Creating mystery around something always is a good thing. Even if students don't totally believe you 100%, they'll play along just because it's different...it's intriguing.
Teaching the scientific method is never going to be on the top of any 11 year old's list of things to learn. That's why I wrapped it inside the Mastodon Matrix project. The school secretary played along with me and came in holding bags of dirt.....sputtering about where did they go and she didn't know because there were just a bunch of numbers on the bag.
Now that we had the bags of soil in our possession spread out all over the floor, writing their ideas down, drawing elaborate diagrams of how their questions could connect.
It took us an entire class period to get ideas onto the post-its and to find categories for big ideas. Once I was into the class by about 5 minutes, I totally knew it was the right decision. In each class, I had at least one student who just drifted towards the board and starting re-arranging the post-its as each person read their idea aloud and added it to the pile.
I asked them to share what they were doing...heck, if they saw a need, it probably would make sense to all the other kids. It did. And they would debate each category. I finally decided I needed to get over myself and just enjoy the process.
It's what I always hoped for but never got everyone to buy into. I get it now. I was in the way and they needed me to clear out so they could work with the ideas until it made sense to them in whatever context they brought to class.
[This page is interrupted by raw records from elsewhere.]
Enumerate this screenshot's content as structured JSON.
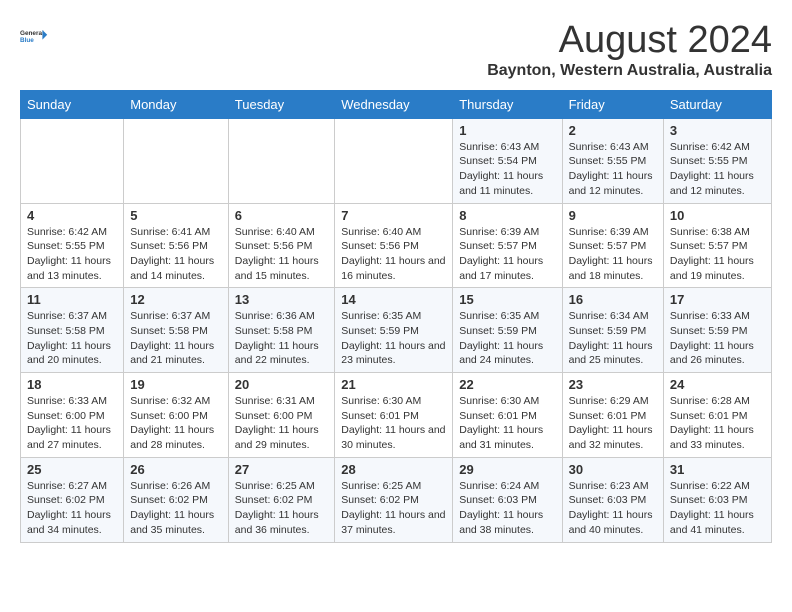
{
  "logo": {
    "line1": "General",
    "line2": "Blue"
  },
  "title": "August 2024",
  "subtitle": "Baynton, Western Australia, Australia",
  "days_of_week": [
    "Sunday",
    "Monday",
    "Tuesday",
    "Wednesday",
    "Thursday",
    "Friday",
    "Saturday"
  ],
  "weeks": [
    [
      {
        "day": "",
        "details": ""
      },
      {
        "day": "",
        "details": ""
      },
      {
        "day": "",
        "details": ""
      },
      {
        "day": "",
        "details": ""
      },
      {
        "day": "1",
        "details": "Sunrise: 6:43 AM\nSunset: 5:54 PM\nDaylight: 11 hours and 11 minutes."
      },
      {
        "day": "2",
        "details": "Sunrise: 6:43 AM\nSunset: 5:55 PM\nDaylight: 11 hours and 12 minutes."
      },
      {
        "day": "3",
        "details": "Sunrise: 6:42 AM\nSunset: 5:55 PM\nDaylight: 11 hours and 12 minutes."
      }
    ],
    [
      {
        "day": "4",
        "details": "Sunrise: 6:42 AM\nSunset: 5:55 PM\nDaylight: 11 hours and 13 minutes."
      },
      {
        "day": "5",
        "details": "Sunrise: 6:41 AM\nSunset: 5:56 PM\nDaylight: 11 hours and 14 minutes."
      },
      {
        "day": "6",
        "details": "Sunrise: 6:40 AM\nSunset: 5:56 PM\nDaylight: 11 hours and 15 minutes."
      },
      {
        "day": "7",
        "details": "Sunrise: 6:40 AM\nSunset: 5:56 PM\nDaylight: 11 hours and 16 minutes."
      },
      {
        "day": "8",
        "details": "Sunrise: 6:39 AM\nSunset: 5:57 PM\nDaylight: 11 hours and 17 minutes."
      },
      {
        "day": "9",
        "details": "Sunrise: 6:39 AM\nSunset: 5:57 PM\nDaylight: 11 hours and 18 minutes."
      },
      {
        "day": "10",
        "details": "Sunrise: 6:38 AM\nSunset: 5:57 PM\nDaylight: 11 hours and 19 minutes."
      }
    ],
    [
      {
        "day": "11",
        "details": "Sunrise: 6:37 AM\nSunset: 5:58 PM\nDaylight: 11 hours and 20 minutes."
      },
      {
        "day": "12",
        "details": "Sunrise: 6:37 AM\nSunset: 5:58 PM\nDaylight: 11 hours and 21 minutes."
      },
      {
        "day": "13",
        "details": "Sunrise: 6:36 AM\nSunset: 5:58 PM\nDaylight: 11 hours and 22 minutes."
      },
      {
        "day": "14",
        "details": "Sunrise: 6:35 AM\nSunset: 5:59 PM\nDaylight: 11 hours and 23 minutes."
      },
      {
        "day": "15",
        "details": "Sunrise: 6:35 AM\nSunset: 5:59 PM\nDaylight: 11 hours and 24 minutes."
      },
      {
        "day": "16",
        "details": "Sunrise: 6:34 AM\nSunset: 5:59 PM\nDaylight: 11 hours and 25 minutes."
      },
      {
        "day": "17",
        "details": "Sunrise: 6:33 AM\nSunset: 5:59 PM\nDaylight: 11 hours and 26 minutes."
      }
    ],
    [
      {
        "day": "18",
        "details": "Sunrise: 6:33 AM\nSunset: 6:00 PM\nDaylight: 11 hours and 27 minutes."
      },
      {
        "day": "19",
        "details": "Sunrise: 6:32 AM\nSunset: 6:00 PM\nDaylight: 11 hours and 28 minutes."
      },
      {
        "day": "20",
        "details": "Sunrise: 6:31 AM\nSunset: 6:00 PM\nDaylight: 11 hours and 29 minutes."
      },
      {
        "day": "21",
        "details": "Sunrise: 6:30 AM\nSunset: 6:01 PM\nDaylight: 11 hours and 30 minutes."
      },
      {
        "day": "22",
        "details": "Sunrise: 6:30 AM\nSunset: 6:01 PM\nDaylight: 11 hours and 31 minutes."
      },
      {
        "day": "23",
        "details": "Sunrise: 6:29 AM\nSunset: 6:01 PM\nDaylight: 11 hours and 32 minutes."
      },
      {
        "day": "24",
        "details": "Sunrise: 6:28 AM\nSunset: 6:01 PM\nDaylight: 11 hours and 33 minutes."
      }
    ],
    [
      {
        "day": "25",
        "details": "Sunrise: 6:27 AM\nSunset: 6:02 PM\nDaylight: 11 hours and 34 minutes."
      },
      {
        "day": "26",
        "details": "Sunrise: 6:26 AM\nSunset: 6:02 PM\nDaylight: 11 hours and 35 minutes."
      },
      {
        "day": "27",
        "details": "Sunrise: 6:25 AM\nSunset: 6:02 PM\nDaylight: 11 hours and 36 minutes."
      },
      {
        "day": "28",
        "details": "Sunrise: 6:25 AM\nSunset: 6:02 PM\nDaylight: 11 hours and 37 minutes."
      },
      {
        "day": "29",
        "details": "Sunrise: 6:24 AM\nSunset: 6:03 PM\nDaylight: 11 hours and 38 minutes."
      },
      {
        "day": "30",
        "details": "Sunrise: 6:23 AM\nSunset: 6:03 PM\nDaylight: 11 hours and 40 minutes."
      },
      {
        "day": "31",
        "details": "Sunrise: 6:22 AM\nSunset: 6:03 PM\nDaylight: 11 hours and 41 minutes."
      }
    ]
  ]
}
Natural leaders emerged. Kids that I wouldn't have picked. It fantastic to see the personality of each class emerge and tackle the exact same task in different ways.